(Data about app and page elements)
- Opening Delimiter -

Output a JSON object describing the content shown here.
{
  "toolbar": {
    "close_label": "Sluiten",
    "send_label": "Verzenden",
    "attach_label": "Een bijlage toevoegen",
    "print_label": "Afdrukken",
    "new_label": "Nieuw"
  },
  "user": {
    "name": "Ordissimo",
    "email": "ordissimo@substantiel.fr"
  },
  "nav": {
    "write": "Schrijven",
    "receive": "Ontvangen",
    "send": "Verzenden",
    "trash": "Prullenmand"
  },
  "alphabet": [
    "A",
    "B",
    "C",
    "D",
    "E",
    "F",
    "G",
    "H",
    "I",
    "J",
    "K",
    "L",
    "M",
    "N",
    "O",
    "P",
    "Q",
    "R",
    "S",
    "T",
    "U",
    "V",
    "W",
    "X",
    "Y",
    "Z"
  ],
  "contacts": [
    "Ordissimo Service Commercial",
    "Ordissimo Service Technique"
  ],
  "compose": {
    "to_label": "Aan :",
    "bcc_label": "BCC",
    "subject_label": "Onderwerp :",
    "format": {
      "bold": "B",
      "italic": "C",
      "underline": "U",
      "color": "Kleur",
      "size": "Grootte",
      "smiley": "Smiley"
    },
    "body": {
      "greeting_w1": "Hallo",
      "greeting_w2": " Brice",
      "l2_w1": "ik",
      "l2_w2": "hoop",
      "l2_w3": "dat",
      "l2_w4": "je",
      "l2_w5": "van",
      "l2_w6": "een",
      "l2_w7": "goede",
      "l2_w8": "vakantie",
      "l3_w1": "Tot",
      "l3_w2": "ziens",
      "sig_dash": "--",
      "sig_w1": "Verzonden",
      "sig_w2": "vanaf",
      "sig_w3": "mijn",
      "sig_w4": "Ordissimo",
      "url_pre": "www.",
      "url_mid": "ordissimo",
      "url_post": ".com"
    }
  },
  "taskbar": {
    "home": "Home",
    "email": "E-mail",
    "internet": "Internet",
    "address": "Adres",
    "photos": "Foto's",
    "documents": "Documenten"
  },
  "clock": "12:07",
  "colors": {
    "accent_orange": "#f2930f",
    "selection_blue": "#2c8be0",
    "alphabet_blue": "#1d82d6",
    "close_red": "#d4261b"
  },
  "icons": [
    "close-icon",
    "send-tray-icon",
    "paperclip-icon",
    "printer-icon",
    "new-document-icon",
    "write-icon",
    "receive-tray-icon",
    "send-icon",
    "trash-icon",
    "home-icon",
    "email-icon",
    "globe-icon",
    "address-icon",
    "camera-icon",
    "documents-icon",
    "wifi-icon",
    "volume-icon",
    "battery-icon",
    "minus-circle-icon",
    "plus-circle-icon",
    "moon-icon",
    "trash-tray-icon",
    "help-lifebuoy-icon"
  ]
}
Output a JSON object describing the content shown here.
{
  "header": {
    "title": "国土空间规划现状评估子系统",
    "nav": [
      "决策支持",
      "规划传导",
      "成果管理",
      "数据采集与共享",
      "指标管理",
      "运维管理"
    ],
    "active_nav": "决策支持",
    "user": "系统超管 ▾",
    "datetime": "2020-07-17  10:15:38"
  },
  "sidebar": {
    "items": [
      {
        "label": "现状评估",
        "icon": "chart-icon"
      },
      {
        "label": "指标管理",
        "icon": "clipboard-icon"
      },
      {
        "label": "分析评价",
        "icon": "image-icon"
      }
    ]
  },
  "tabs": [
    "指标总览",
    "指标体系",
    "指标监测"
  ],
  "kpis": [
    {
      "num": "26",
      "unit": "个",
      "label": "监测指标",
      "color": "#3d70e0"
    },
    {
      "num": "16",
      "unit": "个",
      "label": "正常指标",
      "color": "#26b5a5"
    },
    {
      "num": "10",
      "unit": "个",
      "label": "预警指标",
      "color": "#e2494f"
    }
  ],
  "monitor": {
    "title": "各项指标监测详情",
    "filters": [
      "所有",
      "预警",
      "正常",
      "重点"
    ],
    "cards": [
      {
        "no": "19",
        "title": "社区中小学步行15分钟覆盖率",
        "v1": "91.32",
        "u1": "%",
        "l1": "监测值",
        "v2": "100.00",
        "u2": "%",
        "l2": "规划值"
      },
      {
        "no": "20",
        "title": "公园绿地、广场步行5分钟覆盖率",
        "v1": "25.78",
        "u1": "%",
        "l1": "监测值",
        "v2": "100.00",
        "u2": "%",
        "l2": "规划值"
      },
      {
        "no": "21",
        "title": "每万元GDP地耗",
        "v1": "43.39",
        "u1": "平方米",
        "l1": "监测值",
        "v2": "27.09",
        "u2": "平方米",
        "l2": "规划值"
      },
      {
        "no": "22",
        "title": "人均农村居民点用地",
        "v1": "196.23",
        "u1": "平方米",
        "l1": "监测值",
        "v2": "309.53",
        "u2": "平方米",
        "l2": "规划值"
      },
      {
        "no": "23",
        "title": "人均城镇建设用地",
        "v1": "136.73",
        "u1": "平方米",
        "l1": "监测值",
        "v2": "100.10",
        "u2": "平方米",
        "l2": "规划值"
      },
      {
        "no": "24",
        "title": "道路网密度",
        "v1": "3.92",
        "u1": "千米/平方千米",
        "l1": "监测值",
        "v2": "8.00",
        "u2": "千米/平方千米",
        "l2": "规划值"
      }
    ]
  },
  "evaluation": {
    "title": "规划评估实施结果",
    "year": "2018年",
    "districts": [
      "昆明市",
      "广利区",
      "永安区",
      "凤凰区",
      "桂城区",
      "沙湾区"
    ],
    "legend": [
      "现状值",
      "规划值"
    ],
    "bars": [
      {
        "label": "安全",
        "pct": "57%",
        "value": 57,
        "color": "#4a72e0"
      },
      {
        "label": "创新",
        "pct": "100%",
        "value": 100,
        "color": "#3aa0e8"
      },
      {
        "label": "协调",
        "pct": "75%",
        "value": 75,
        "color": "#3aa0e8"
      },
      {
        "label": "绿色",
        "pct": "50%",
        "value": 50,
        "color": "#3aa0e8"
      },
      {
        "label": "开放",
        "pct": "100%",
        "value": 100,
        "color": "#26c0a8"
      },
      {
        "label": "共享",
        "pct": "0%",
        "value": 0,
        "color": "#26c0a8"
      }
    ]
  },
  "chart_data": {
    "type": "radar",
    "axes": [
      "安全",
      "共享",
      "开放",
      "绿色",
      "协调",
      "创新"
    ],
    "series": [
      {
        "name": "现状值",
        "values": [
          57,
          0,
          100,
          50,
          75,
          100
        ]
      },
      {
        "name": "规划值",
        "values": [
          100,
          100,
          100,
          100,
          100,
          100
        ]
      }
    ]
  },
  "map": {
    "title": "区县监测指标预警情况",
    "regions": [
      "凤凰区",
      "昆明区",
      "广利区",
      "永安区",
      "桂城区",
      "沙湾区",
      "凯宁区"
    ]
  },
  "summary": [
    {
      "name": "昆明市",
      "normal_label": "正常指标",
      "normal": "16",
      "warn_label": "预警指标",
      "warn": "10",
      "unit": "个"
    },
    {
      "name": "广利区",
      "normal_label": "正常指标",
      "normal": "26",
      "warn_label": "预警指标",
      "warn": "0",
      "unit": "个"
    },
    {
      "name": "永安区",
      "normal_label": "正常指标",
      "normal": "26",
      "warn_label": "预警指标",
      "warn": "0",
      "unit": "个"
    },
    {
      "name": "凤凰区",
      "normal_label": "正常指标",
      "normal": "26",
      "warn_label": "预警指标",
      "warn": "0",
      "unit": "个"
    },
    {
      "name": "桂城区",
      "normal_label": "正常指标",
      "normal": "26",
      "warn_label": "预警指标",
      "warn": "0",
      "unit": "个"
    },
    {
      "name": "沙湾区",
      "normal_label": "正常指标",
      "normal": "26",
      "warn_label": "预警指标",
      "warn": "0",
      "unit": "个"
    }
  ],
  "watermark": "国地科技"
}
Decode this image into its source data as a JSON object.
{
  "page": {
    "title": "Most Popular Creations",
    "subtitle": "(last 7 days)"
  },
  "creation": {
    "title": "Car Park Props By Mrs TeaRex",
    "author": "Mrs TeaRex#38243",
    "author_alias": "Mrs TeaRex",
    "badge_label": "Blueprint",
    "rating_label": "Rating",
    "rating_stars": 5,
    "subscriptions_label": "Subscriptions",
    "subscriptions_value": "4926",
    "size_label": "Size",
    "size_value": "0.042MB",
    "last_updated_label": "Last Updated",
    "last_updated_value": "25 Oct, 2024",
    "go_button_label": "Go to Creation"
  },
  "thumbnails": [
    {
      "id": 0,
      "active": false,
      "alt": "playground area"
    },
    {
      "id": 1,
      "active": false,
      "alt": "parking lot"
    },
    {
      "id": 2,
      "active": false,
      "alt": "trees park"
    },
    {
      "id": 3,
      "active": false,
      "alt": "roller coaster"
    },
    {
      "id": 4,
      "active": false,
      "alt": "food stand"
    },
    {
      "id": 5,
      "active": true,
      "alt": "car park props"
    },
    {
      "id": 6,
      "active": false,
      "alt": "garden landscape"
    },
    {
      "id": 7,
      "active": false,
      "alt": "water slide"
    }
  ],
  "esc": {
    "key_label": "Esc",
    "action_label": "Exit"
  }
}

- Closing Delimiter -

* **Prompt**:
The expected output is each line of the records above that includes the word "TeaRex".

* **Exercise result**:
    "title": "Car Park Props By Mrs TeaRex",
    "author": "Mrs TeaRex#38243",
    "author_alias": "Mrs TeaRex",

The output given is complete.